Time itself somehow becomes more precious, and I try to hoard it by refusing to spend it on any but the most needful pursuits. Like corn mazes and choosing the right pumpkins for the front porch. Excluding my family, I spend less time with the people I most love and this feeds the malaise of the season, making it all to easy to overlook the gift of being in a time and place that is home.

And then the silliest, most inconsequential things remind me that place and belonging are matters of choice, and that I have chosen well.

Saturday, October 1, 2011


We were supposed to be at Scout camp today. My little one is finally a Webelo, and we were going to our first overnight at the big Scout camp. We should be doing things like archery, shooting BB guns, and eating hobo dinners. Tonight, we would sit around the campfire singing goofy songs and eating s'mores before crashing in our tent. Yes, tent.

Instead, it is 45 degrees and raining outside. Between the weather and that fact that we've both been sick with respiratory ick, well, the tent we've borrowed will remain safely in the back of my car.

Sure, it's turned fall pretty quickly out there. I have a pot of onion soup simmering, the yard needs raking, and I would really enjoy a nap right about now. That said, I tend to think of this as back to school season--the real fall (for me) comes when we hit the corn mazes, make things out of pumpkins and drink cider in its various forms (warm, cold, spiced, straight, spiked).

Back to school season, on the other hand, includes things like new pencils, bus schedules, and bought v home-packed lunches.
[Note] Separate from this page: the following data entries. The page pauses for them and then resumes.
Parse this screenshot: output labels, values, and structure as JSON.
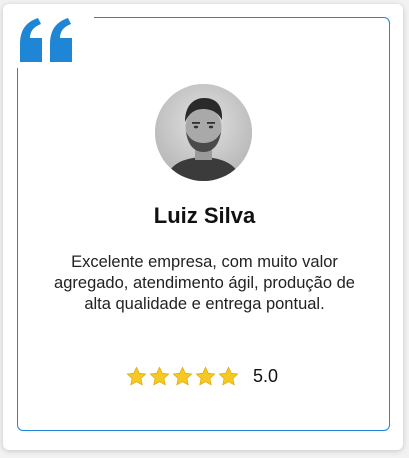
{
  "testimonial": {
    "name": "Luiz Silva",
    "text": "Excelente empresa, com muito valor agregado, atendimento ágil, produção de alta qualidade e entrega pontual.",
    "rating": 5,
    "rating_label": "5.0",
    "max_rating": 5
  },
  "icons": {
    "quote": "quote-icon",
    "avatar": "avatar",
    "star": "star-icon"
  },
  "colors": {
    "accent": "#1f86d6",
    "star": "#f6c824",
    "text": "#222222"
  }
}
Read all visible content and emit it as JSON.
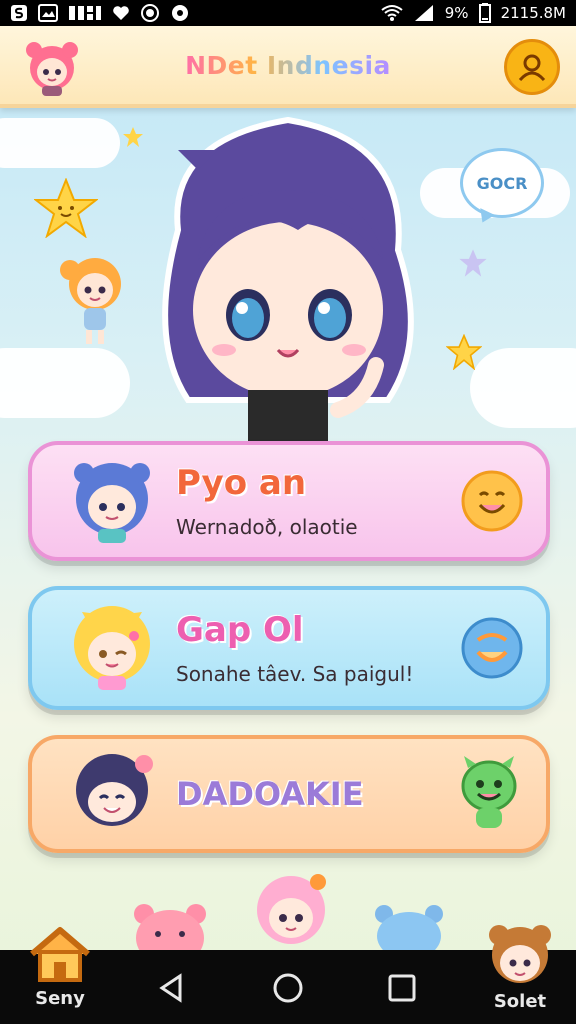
{
  "status_bar": {
    "battery": "9%",
    "time": "2115.8M"
  },
  "header": {
    "title": "NDet Indnesia",
    "avatar_icon": "pink-hair-girl-icon",
    "profile_icon": "user-icon"
  },
  "hero": {
    "speech_bubble": "GOCR"
  },
  "cards": [
    {
      "title": "Pyo an",
      "subtitle": "Wernadoð, olaotie",
      "avatar_icon": "blue-hair-girl-icon",
      "action_icon": "smiley-face-icon"
    },
    {
      "title": "Gap Ol",
      "subtitle": "Sonahe tâev. Sa paigul!",
      "avatar_icon": "blonde-girl-icon",
      "action_icon": "blue-smile-icon"
    },
    {
      "title": "DADOAKIE",
      "subtitle": "",
      "avatar_icon": "dark-hair-boy-icon",
      "action_icon": "green-monster-icon"
    }
  ],
  "bottom_nav": {
    "home_label": "Seny",
    "profile_label": "Solet",
    "back_icon": "back-triangle-icon",
    "home_circle_icon": "home-circle-icon",
    "recents_icon": "recents-square-icon"
  },
  "colors": {
    "header_bg": "#fde7b8",
    "pink_card": "#f8c4ec",
    "blue_card": "#a9e2f8",
    "orange_card": "#ffd1a7",
    "accent_yellow": "#f9b415"
  }
}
This year, it also means that CS gets to learn how to play an instrument (the cello), join the snow sports club (snowboard), and he's decided to try a new sport (ice hockey even though he's never played, and doesn't know how to skate).

Of these, the most unexpected was his decision to try hockey.

Before the move here, he had zero interest in any organized sport. Or disorganized sport either, if I'm honest. His willingness to try new things was limited to TV programs, and all too often his fear of failure kept him from participating in new things.

I don't know what it is about his place, but something has empowered this kid. I first noticed it last year, when he joined the chess club. I assumed he'd go once or twice and then drop out. He surprised me by sticking with it. Not only did he stay with it, but he went back week after week and never won a game. I'd pick him up after school, ask how he did, and he'd say things like "I lost, but next week I'm going to try a different move and see if it goes better." Come spring, he wanted to play lacrosse and I said "only if you commit to the whole season." He's a terrible player, but loves the sport and is looking forward to going back next year. Before coming here, he would've walked away without even a backward glance.

In education we call this perseverance. Perseverance is marked by a willingness to keep trying, even when we might fail, and the ability to look at failure and make plans to keep going. I don't know what changed, but I do know that each time he tries something new and goes back for more; each time he fails but gets back up and keeps going, I lose my breath to a rush of gratitude.

So here we are, at the opening volley of another school year. There are new friends to make, a cello to play, hockey equipment to beg, borrow, steal, or (if we must) buy. Lunches to pack, buses to catch, Iroquois longhouses to build. There will be joy, and loss, and another chance to camp out with the Webelos. We don't get to predict what comes next, and don't get to control much outside of our own tiny selves, but we will persevere.

I'm a little disappointed that we're not camping tonight, but mostly I'm looking forward to onion soup and a chance to cuddle with my kid while we watch Ghostbusters. Tomorrow is soon enough for cello practice and hockey equipment.